Well, the history of Valentine’s Day is impossible to be obtained from any archive and the veil of centuries gone by has made the origin behind this day even more difficult to trace. Today’s celebrations are said to have been derived from both Christian and Roman tradition. As per one legend, the holiday originated from the ancient Roman festival of Lupercalia, a fertility celebration that used to be observed annually on February 15. But the rise of Christianity in Europe saw many pagan holidays being renamed and dedicated to the early Christian martyrs. Lupercalia was no exception.
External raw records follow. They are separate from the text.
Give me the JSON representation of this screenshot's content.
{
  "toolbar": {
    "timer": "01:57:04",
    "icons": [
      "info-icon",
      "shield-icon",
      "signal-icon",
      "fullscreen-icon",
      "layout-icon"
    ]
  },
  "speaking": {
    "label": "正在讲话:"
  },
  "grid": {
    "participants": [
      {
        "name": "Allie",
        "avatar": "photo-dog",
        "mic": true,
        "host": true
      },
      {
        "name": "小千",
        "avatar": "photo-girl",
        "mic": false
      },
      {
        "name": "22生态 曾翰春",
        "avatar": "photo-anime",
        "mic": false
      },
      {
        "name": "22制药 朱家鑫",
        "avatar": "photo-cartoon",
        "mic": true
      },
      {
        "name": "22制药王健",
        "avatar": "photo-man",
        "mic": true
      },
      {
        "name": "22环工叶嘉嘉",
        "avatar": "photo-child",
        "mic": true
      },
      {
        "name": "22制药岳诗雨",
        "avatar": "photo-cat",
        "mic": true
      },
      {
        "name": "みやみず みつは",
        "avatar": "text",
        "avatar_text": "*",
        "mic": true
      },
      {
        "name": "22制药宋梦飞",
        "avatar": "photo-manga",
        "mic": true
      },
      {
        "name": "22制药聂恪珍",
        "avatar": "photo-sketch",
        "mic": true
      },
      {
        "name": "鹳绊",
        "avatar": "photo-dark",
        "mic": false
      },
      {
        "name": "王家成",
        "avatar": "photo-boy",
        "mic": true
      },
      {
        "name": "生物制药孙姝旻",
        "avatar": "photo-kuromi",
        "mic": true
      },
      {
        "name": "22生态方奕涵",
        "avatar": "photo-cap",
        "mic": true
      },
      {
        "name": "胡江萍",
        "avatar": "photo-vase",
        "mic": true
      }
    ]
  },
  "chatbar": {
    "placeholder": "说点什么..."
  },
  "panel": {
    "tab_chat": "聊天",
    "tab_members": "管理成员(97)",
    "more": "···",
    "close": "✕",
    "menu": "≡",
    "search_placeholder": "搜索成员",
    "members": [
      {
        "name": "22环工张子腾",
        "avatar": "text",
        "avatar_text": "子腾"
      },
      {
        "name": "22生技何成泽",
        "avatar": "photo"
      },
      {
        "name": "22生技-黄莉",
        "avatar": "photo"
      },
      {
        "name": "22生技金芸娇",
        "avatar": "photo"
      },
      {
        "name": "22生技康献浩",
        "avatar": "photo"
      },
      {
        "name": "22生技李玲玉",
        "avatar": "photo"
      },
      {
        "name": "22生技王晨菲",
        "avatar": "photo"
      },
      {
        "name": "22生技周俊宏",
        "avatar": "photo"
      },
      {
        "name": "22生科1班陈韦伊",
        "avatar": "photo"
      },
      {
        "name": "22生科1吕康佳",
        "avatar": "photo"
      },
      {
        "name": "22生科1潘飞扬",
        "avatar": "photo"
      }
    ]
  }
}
In 496 AD, Pope Gelasius turned Lupercalia into a Christian feast day and set its observance a day earlier, on February 14. He proclaimed February 14 to be the feast day in honour of Saint Valentine, a Roman martyr who lived in the 3rd century. It is generally agreed that this St. Valentine is whom the modern Valentine’s Day pays tribute to.
The Catholic Church recognizes at least three different saints named Valentine or Valentinus, all of whom were martyred. Surprisingly, all three of them were said to have been martyred on February 14th. Pope Gelasius, however, intended to honour the first of these three aforementioned men. Most scholars believe that this St. Valentine was a priest who lived around 270 AD in Rome and attracted the disfavour of the then Roman Emperor Claudius II. So why did V end up on Claudius’ black list? Well, St. Valentine was a bishop who held secret marriage ceremonies despite the Emperor’s edict that prohibited young men to marry.
You see when the Empire had grown too large to be shielded from external aggression naturally more and more capable men were required to be recruited as soldiers and officers to protect the nation from takeover. When Claudius became emperor, he felt that because married men were more emotionally attached to their families they would not make good soldiers. This is where Valentine stepped in. Whenever lovers thought of marrying, they went to Valentine who met them in a secret place, and joined them in the sacrament of matrimony. Unfortunately for him, such things cannot remain hidden for long. It was only a matter of time before Claudius came to know of this “friend of lovers,” and had him arrested.
When Claudius II met Valentine, he was said to have been impressed by his dignity and conviction. However, Valentine refused to agree with the emperor regarding the ban on marriage. It is also said that the emperor tried to convert Valentine to the Roman gods but was unsuccessful in his efforts. Valentine refused once again and even attempted to convert the emperor to Christianity, knowing the consequences fully. This angered Claudius II who gave the order of execution of Valentine. He is believed to have been executed on February 14, 270 AD.
Thus the 14th of February became a day for all lovers and Valentine its Patron Saint. It began to be annually observed by young Romans who offered handwritten greetings of affection, known as Valentines.
So whether or not you go out and buy any of the usual suspects for your honey go and give someone a bacio- it’s the least you can do for Valentine’s sake!
written by Amanda Fulginiti